Dumpster Cats. This loose lampooning of Andrew Lloyd Webber’s much-mocked meowsical features an all-star cast of Orlando comics, including an outrageous Anitra Pritchard-Bryant as the perpetually post-partum Mama Cats; Mark Baratelli, delivering a Judy-worthy showstopper as Feral Meryl; Mike Carr as the murderous Phantom Cat, his half-mask made from a melted surgery cone; and Brandon Roberts, who steals the show with an unexpectedly strong singing voice as an allergy-wracked Hairless Cat.
There are a couple of barely-there plotlines involving a wannabe cat lady (Lindsay Taylor) who is looking for a pet to adopt, and a cat Princess (Savannah Simerly, who also created the air-clawing choreography) in search of her kidnapped kittens, but the silly story is mostly an excuse to make pussy puns. Kimbro’s catchy compositions run the genre gamut from Kurt Weill to funky free-jazz to rap; a few will sound somewhat familiar to Tod’s longtime followers, but if he’s going to rip someone off it might as well be himself. I’d love to talk about how clever Kimbro’s lyrics are, but the hard-rocking band (Mark McDowell, Kristin Eley, and Michael Geniac) and a muddy mic mix made mush of most of the words at the performance I saw.
From the faux-fur costumes by Kimbro and Taylor to the expansive supporting cast, it’s obvious a ton of time and effort was invested to make this show appear effortlessly offhand. I had great time at Dumpster Cats, but as a big fan of Kimbro’s more mature works I wish there were a little more meat here to chew on. Just like its titular abandoned flea-bags, this one is entertaining and adorable, but ultimately disposable.

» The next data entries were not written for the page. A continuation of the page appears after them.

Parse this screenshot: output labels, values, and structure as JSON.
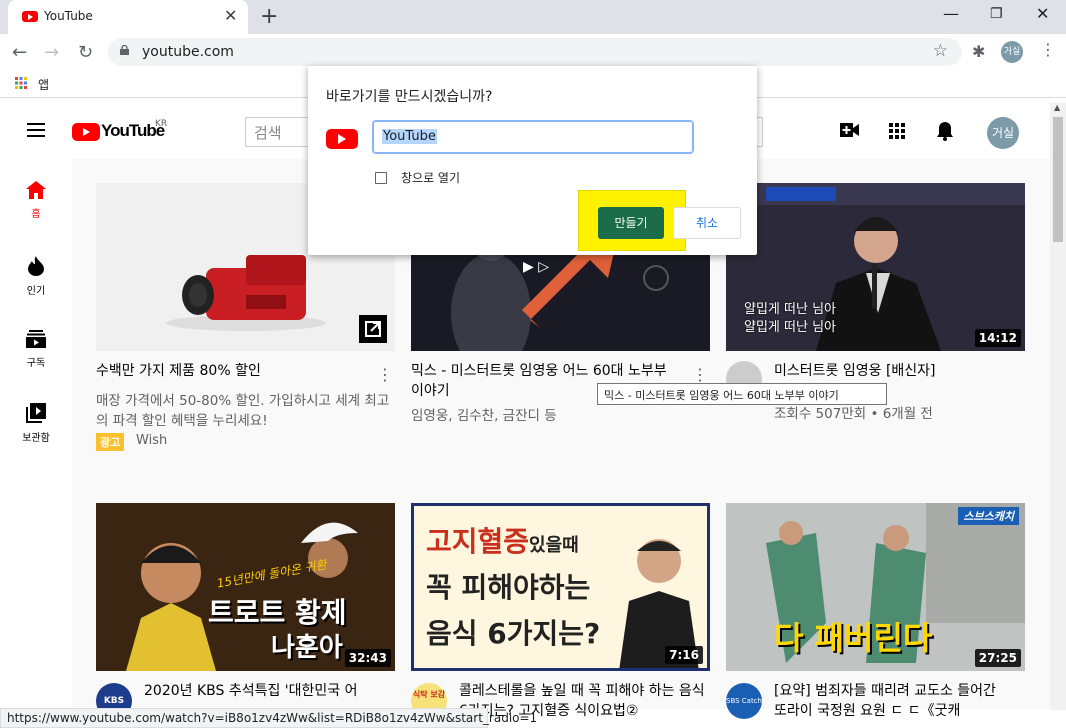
{
  "browser": {
    "tab_title": "YouTube",
    "url": "youtube.com",
    "bookmark_apps_label": "앱",
    "profile_initials": "거실"
  },
  "header": {
    "logo_text": "YouTube",
    "logo_region": "KR",
    "search_placeholder": "검색",
    "avatar_initials": "거실"
  },
  "sidebar": {
    "items": [
      {
        "label": "홈",
        "icon": "home-icon"
      },
      {
        "label": "인기",
        "icon": "flame-icon"
      },
      {
        "label": "구독",
        "icon": "subscriptions-icon"
      },
      {
        "label": "보관함",
        "icon": "library-icon"
      }
    ]
  },
  "videos": [
    {
      "title": "수백만 가지 제품 80% 할인",
      "desc": "매장 가격에서 50-80% 할인. 가입하시고 세계 최고의 파격 할인 혜택을 누리세요!",
      "ad_badge": "광고",
      "advertiser": "Wish"
    },
    {
      "title": "믹스 - 미스터트롯 임영웅 어느 60대 노부부 이야기",
      "channel": "임영웅, 김수찬, 금잔디 등"
    },
    {
      "title": "미스터트롯 임영웅 [배신자]",
      "channel": "",
      "stats": "조회수 507만회 • 6개월 전",
      "duration": "14:12",
      "overlay_text": "얄밉게 떠난 님아"
    },
    {
      "title": "2020년 KBS 추석특집 '대한민국 어",
      "duration": "32:43",
      "channel_badge": "KBS",
      "thumb_caption_1": "15년만에 돌아온 귀환",
      "thumb_caption_2": "트로트 황제",
      "thumb_caption_3": "나훈아"
    },
    {
      "title": "콜레스테롤을 높일 때 꼭 피해야 하는 음식 6가지는? 고지혈증 식이요법②",
      "duration": "7:16",
      "channel_badge": "식탁 보감",
      "thumb_line_1": "고지혈증",
      "thumb_line_1b": "있을때",
      "thumb_line_2": "꼭 피해야하는",
      "thumb_line_3": "음식 6가지는?"
    },
    {
      "title": "[요약] 범죄자들 때리려 교도소 들어간 또라이 국정원 요원 ㄷ ㄷ《굿캐",
      "duration": "27:25",
      "channel_badge": "SBS Catch",
      "thumb_corner": "스브스캐치",
      "thumb_caption": "다 패버린다"
    }
  ],
  "tooltip": "믹스 - 미스터트롯 임영웅 어느 60대 노부부 이야기",
  "status_url": "https://www.youtube.com/watch?v=iB8o1zv4zWw&list=RDiB8o1zv4zWw&start_radio=1",
  "dialog": {
    "title": "바로가기를 만드시겠습니까?",
    "name_value": "YouTube",
    "open_window_label": "창으로 열기",
    "create_label": "만들기",
    "cancel_label": "취소"
  },
  "colors": {
    "youtube_red": "#ff0000",
    "create_button": "#1b6d49",
    "highlight": "#fff200",
    "arrow": "#e0603a"
  }
}
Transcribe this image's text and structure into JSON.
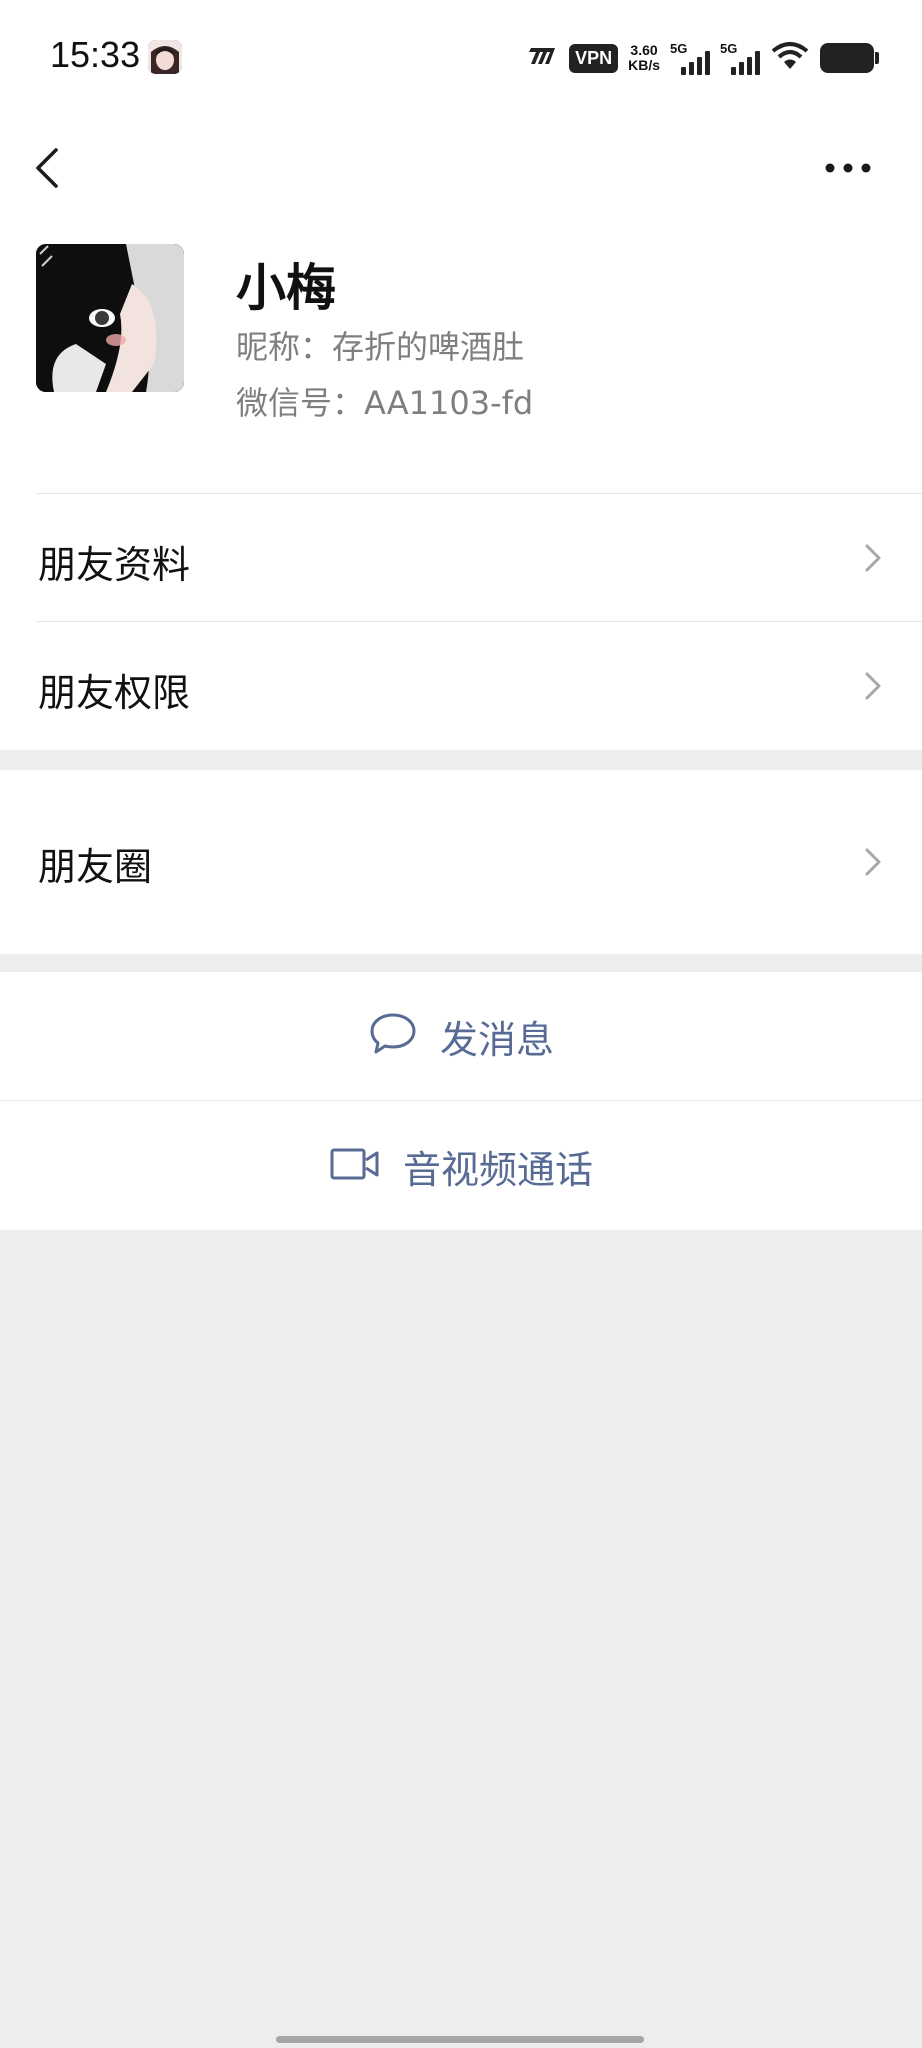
{
  "status_bar": {
    "time": "15:33",
    "vpn": "VPN",
    "speed_value": "3.60",
    "speed_unit": "KB/s",
    "signal1_label": "5G",
    "signal2_label": "5G",
    "icons": [
      "app-avatar-icon",
      "carrier-icon",
      "vpn-icon",
      "signal-icon",
      "wifi-icon",
      "battery-icon"
    ]
  },
  "nav": {
    "back_icon": "chevron-left-icon",
    "more_icon": "more-dots-icon"
  },
  "profile": {
    "name": "小梅",
    "nickname": "昵称：存折的啤酒肚",
    "wechat_id": "微信号：AA1103-fd"
  },
  "menu": {
    "items": [
      {
        "label": "朋友资料"
      },
      {
        "label": "朋友权限"
      },
      {
        "label": "朋友圈"
      }
    ]
  },
  "actions": {
    "message": "发消息",
    "call": "音视频通话"
  },
  "colors": {
    "link": "#576b95",
    "background": "#ededed",
    "card": "#ffffff",
    "secondary_text": "#7f7f7f"
  }
}
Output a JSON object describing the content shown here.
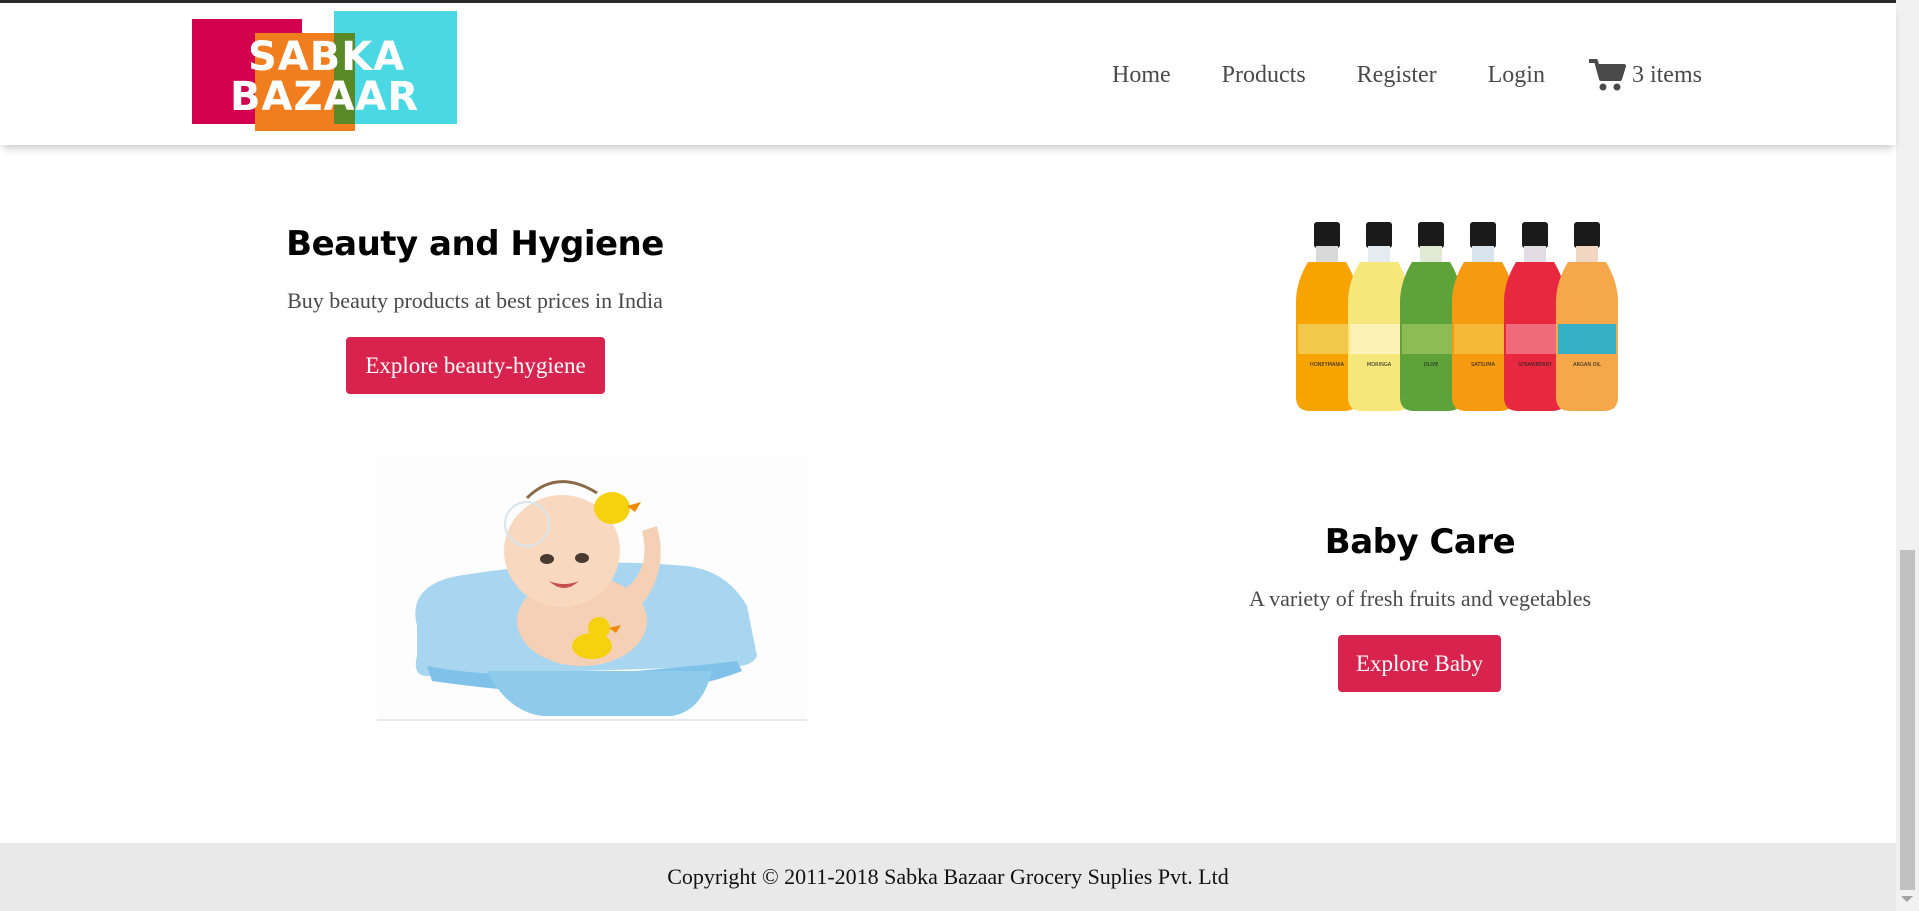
{
  "logo": {
    "line1": "SABKA",
    "line2": "BAZAAR"
  },
  "nav": {
    "home": "Home",
    "products": "Products",
    "register": "Register",
    "login": "Login",
    "cart_label": "3 items",
    "cart_icon": "cart-icon"
  },
  "sections": [
    {
      "title": "Beauty and Hygiene",
      "description": "Buy beauty products at best prices in India",
      "button": "Explore beauty-hygiene"
    },
    {
      "title": "Baby Care",
      "description": "A variety of fresh fruits and vegetables",
      "button": "Explore Baby"
    }
  ],
  "bottle_labels": [
    "HONEYMANIA",
    "MORINGA",
    "OLIVE",
    "SATSUMA",
    "STRAWBERRY",
    "ARGAN OIL"
  ],
  "footer": {
    "copyright": "Copyright © 2011-2018 Sabka Bazaar Grocery Suplies Pvt. Ltd"
  },
  "colors": {
    "accent": "#d8234e",
    "footer_bg": "#e9e9e9"
  }
}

LMT Productions - Orlando, FL
Length: 60 minutes
Rating: 18 and up